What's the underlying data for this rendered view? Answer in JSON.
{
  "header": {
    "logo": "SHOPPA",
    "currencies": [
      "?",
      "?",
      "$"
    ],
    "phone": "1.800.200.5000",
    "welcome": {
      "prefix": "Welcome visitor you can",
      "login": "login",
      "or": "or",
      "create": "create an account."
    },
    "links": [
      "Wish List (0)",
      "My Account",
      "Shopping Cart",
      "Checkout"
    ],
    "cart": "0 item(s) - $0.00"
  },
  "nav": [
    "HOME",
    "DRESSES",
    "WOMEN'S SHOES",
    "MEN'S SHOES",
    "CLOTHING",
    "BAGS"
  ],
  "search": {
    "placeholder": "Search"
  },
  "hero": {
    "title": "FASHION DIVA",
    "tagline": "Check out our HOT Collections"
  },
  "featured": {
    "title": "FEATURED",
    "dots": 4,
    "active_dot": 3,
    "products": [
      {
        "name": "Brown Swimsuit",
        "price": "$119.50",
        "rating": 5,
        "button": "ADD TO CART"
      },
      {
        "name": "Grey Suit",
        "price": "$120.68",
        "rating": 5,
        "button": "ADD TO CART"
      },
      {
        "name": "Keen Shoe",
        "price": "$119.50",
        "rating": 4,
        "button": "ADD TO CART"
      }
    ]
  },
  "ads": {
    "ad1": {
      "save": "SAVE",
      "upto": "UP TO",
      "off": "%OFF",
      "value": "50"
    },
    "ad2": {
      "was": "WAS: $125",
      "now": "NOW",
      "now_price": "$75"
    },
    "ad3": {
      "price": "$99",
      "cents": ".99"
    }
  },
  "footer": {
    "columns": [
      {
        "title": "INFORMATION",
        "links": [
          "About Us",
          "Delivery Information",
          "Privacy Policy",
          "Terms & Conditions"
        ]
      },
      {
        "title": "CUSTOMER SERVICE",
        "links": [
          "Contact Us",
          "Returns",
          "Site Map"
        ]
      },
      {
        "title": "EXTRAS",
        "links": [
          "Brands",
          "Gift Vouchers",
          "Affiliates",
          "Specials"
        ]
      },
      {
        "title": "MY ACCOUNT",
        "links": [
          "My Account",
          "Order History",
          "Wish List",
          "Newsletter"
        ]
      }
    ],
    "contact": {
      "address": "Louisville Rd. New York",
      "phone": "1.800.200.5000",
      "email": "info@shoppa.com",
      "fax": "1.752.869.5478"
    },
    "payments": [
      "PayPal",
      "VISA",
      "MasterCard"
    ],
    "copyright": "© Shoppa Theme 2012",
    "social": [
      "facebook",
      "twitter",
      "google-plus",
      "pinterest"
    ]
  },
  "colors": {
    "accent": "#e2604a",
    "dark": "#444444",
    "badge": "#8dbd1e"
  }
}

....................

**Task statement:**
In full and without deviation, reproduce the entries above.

**Exercise response:**
What's the underlying data for this rendered view? Answer in JSON.
{
  "header": {
    "logo": "SHOPPA",
    "currencies": [
      "?",
      "?",
      "$"
    ],
    "phone": "1.800.200.5000",
    "welcome": {
      "prefix": "Welcome visitor you can",
      "login": "login",
      "or": "or",
      "create": "create an account."
    },
    "links": [
      "Wish List (0)",
      "My Account",
      "Shopping Cart",
      "Checkout"
    ],
    "cart": "0 item(s) - $0.00"
  },
  "nav": [
    "HOME",
    "DRESSES",
    "WOMEN'S SHOES",
    "MEN'S SHOES",
    "CLOTHING",
    "BAGS"
  ],
  "search": {
    "placeholder": "Search"
  },
  "hero": {
    "title": "FASHION DIVA",
    "tagline": "Check out our HOT Collections"
  },
  "featured": {
    "title": "FEATURED",
    "dots": 4,
    "active_dot": 3,
    "products": [
      {
        "name": "Brown Swimsuit",
        "price": "$119.50",
        "rating": 5,
        "button": "ADD TO CART"
      },
      {
        "name": "Grey Suit",
        "price": "$120.68",
        "rating": 5,
        "button": "ADD TO CART"
      },
      {
        "name": "Keen Shoe",
        "price": "$119.50",
        "rating": 4,
        "button": "ADD TO CART"
      }
    ]
  },
  "ads": {
    "ad1": {
      "save": "SAVE",
      "upto": "UP TO",
      "off": "%OFF",
      "value": "50"
    },
    "ad2": {
      "was": "WAS: $125",
      "now": "NOW",
      "now_price": "$75"
    },
    "ad3": {
      "price": "$99",
      "cents": ".99"
    }
  },
  "footer": {
    "columns": [
      {
        "title": "INFORMATION",
        "links": [
          "About Us",
          "Delivery Information",
          "Privacy Policy",
          "Terms & Conditions"
        ]
      },
      {
        "title": "CUSTOMER SERVICE",
        "links": [
          "Contact Us",
          "Returns",
          "Site Map"
        ]
      },
      {
        "title": "EXTRAS",
        "links": [
          "Brands",
          "Gift Vouchers",
          "Affiliates",
          "Specials"
        ]
      },
      {
        "title": "MY ACCOUNT",
        "links": [
          "My Account",
          "Order History",
          "Wish List",
          "Newsletter"
        ]
      }
    ],
    "contact": {
      "address": "Louisville Rd. New York",
      "phone": "1.800.200.5000",
      "email": "info@shoppa.com",
      "fax": "1.752.869.5478"
    },
    "payments": [
      "PayPal",
      "VISA",
      "MasterCard"
    ],
    "copyright": "© Shoppa Theme 2012",
    "social": [
      "facebook",
      "twitter",
      "google-plus",
      "pinterest"
    ]
  },
  "colors": {
    "accent": "#e2604a",
    "dark": "#444444",
    "badge": "#8dbd1e"
  }
}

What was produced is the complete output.